Print out the data below in full, exactly as written.

:: RECORD EXCERPTS ::
=======
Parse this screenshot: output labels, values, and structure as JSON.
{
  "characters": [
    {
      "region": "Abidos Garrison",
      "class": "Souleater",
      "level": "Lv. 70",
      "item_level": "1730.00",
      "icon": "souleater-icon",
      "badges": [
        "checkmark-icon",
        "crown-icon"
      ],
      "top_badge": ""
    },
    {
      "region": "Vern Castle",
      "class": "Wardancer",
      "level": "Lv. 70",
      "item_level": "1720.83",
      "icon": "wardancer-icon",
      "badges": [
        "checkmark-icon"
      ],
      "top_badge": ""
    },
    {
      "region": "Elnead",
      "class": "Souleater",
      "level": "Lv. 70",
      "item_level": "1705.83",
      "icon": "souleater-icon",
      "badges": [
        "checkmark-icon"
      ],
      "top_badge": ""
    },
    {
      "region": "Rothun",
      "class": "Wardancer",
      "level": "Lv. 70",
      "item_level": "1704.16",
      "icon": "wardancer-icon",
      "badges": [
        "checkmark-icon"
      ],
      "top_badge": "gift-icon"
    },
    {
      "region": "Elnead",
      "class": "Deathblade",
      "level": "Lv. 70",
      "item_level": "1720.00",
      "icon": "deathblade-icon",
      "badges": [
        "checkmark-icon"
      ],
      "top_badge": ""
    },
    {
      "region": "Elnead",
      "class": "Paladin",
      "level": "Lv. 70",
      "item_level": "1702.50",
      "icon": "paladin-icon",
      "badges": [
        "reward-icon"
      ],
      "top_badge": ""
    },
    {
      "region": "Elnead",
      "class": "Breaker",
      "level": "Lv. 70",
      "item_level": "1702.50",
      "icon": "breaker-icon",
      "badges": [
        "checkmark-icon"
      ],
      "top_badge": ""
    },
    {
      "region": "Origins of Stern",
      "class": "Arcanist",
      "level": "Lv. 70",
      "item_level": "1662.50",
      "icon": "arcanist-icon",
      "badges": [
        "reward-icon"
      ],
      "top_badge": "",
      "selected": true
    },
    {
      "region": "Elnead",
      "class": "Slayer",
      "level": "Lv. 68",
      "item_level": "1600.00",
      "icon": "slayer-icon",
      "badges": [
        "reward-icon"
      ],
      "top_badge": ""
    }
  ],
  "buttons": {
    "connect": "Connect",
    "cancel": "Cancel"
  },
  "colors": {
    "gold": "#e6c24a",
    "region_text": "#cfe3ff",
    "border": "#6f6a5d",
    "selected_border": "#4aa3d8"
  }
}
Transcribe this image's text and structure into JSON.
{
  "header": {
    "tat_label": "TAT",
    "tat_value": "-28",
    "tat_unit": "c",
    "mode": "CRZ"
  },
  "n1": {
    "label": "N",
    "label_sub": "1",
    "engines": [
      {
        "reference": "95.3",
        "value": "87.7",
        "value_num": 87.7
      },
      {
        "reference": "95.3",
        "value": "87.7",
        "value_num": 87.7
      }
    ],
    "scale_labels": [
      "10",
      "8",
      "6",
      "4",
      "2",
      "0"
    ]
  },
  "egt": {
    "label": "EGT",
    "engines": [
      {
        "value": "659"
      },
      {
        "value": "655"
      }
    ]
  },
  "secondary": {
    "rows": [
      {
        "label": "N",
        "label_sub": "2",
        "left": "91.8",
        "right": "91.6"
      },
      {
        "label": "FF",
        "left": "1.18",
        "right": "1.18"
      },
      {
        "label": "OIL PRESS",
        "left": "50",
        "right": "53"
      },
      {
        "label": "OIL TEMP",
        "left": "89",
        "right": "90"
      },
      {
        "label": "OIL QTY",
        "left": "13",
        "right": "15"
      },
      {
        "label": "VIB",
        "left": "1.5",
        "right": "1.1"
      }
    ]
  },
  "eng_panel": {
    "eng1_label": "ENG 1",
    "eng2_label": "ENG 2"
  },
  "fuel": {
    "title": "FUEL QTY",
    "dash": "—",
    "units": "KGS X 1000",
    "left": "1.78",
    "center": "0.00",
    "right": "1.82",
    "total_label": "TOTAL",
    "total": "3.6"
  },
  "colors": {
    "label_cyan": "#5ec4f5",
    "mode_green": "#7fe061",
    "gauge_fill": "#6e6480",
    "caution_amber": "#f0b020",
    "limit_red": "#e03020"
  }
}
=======
:: SOLVED EXERCISE ::
Parse this screenshot: output labels, values, and structure as JSON.
{
  "characters": [
    {
      "region": "Abidos Garrison",
      "class": "Souleater",
      "level": "Lv. 70",
      "item_level": "1730.00",
      "icon": "souleater-icon",
      "badges": [
        "checkmark-icon",
        "crown-icon"
      ],
      "top_badge": ""
    },
    {
      "region": "Vern Castle",
      "class": "Wardancer",
      "level": "Lv. 70",
      "item_level": "1720.83",
      "icon": "wardancer-icon",
      "badges": [
        "checkmark-icon"
      ],
      "top_badge": ""
    },
    {
      "region": "Elnead",
      "class": "Souleater",
      "level": "Lv. 70",
      "item_level": "1705.83",
      "icon": "souleater-icon",
      "badges": [
        "checkmark-icon"
      ],
      "top_badge": ""
    },
    {
      "region": "Rothun",
      "class": "Wardancer",
      "level": "Lv. 70",
      "item_level": "1704.16",
      "icon": "wardancer-icon",
      "badges": [
        "checkmark-icon"
      ],
      "top_badge": "gift-icon"
    },
    {
      "region": "Elnead",
      "class": "Deathblade",
      "level": "Lv. 70",
      "item_level": "1720.00",
      "icon": "deathblade-icon",
      "badges": [
        "checkmark-icon"
      ],
      "top_badge": ""
    },
    {
      "region": "Elnead",
      "class": "Paladin",
      "level": "Lv. 70",
      "item_level": "1702.50",
      "icon": "paladin-icon",
      "badges": [
        "reward-icon"
      ],
      "top_badge": ""
    },
    {
      "region": "Elnead",
      "class": "Breaker",
      "level": "Lv. 70",
      "item_level": "1702.50",
      "icon": "breaker-icon",
      "badges": [
        "checkmark-icon"
      ],
      "top_badge": ""
    },
    {
      "region": "Origins of Stern",
      "class": "Arcanist",
      "level": "Lv. 70",
      "item_level": "1662.50",
      "icon": "arcanist-icon",
      "badges": [
        "reward-icon"
      ],
      "top_badge": "",
      "selected": true
    },
    {
      "region": "Elnead",
      "class": "Slayer",
      "level": "Lv. 68",
      "item_level": "1600.00",
      "icon": "slayer-icon",
      "badges": [
        "reward-icon"
      ],
      "top_badge": ""
    }
  ],
  "buttons": {
    "connect": "Connect",
    "cancel": "Cancel"
  },
  "colors": {
    "gold": "#e6c24a",
    "region_text": "#cfe3ff",
    "border": "#6f6a5d",
    "selected_border": "#4aa3d8"
  }
}
Transcribe this image's text and structure into JSON.
{
  "header": {
    "tat_label": "TAT",
    "tat_value": "-28",
    "tat_unit": "c",
    "mode": "CRZ"
  },
  "n1": {
    "label": "N",
    "label_sub": "1",
    "engines": [
      {
        "reference": "95.3",
        "value": "87.7",
        "value_num": 87.7
      },
      {
        "reference": "95.3",
        "value": "87.7",
        "value_num": 87.7
      }
    ],
    "scale_labels": [
      "10",
      "8",
      "6",
      "4",
      "2",
      "0"
    ]
  },
  "egt": {
    "label": "EGT",
    "engines": [
      {
        "value": "659"
      },
      {
        "value": "655"
      }
    ]
  },
  "secondary": {
    "rows": [
      {
        "label": "N",
        "label_sub": "2",
        "left": "91.8",
        "right": "91.6"
      },
      {
        "label": "FF",
        "left": "1.18",
        "right": "1.18"
      },
      {
        "label": "OIL PRESS",
        "left": "50",
        "right": "53"
      },
      {
        "label": "OIL TEMP",
        "left": "89",
        "right": "90"
      },
      {
        "label": "OIL QTY",
        "left": "13",
        "right": "15"
      },
      {
        "label": "VIB",
        "left": "1.5",
        "right": "1.1"
      }
    ]
  },
  "eng_panel": {
    "eng1_label": "ENG 1",
    "eng2_label": "ENG 2"
  },
  "fuel": {
    "title": "FUEL QTY",
    "dash": "—",
    "units": "KGS X 1000",
    "left": "1.78",
    "center": "0.00",
    "right": "1.82",
    "total_label": "TOTAL",
    "total": "3.6"
  },
  "colors": {
    "label_cyan": "#5ec4f5",
    "mode_green": "#7fe061",
    "gauge_fill": "#6e6480",
    "caution_amber": "#f0b020",
    "limit_red": "#e03020"
  }
}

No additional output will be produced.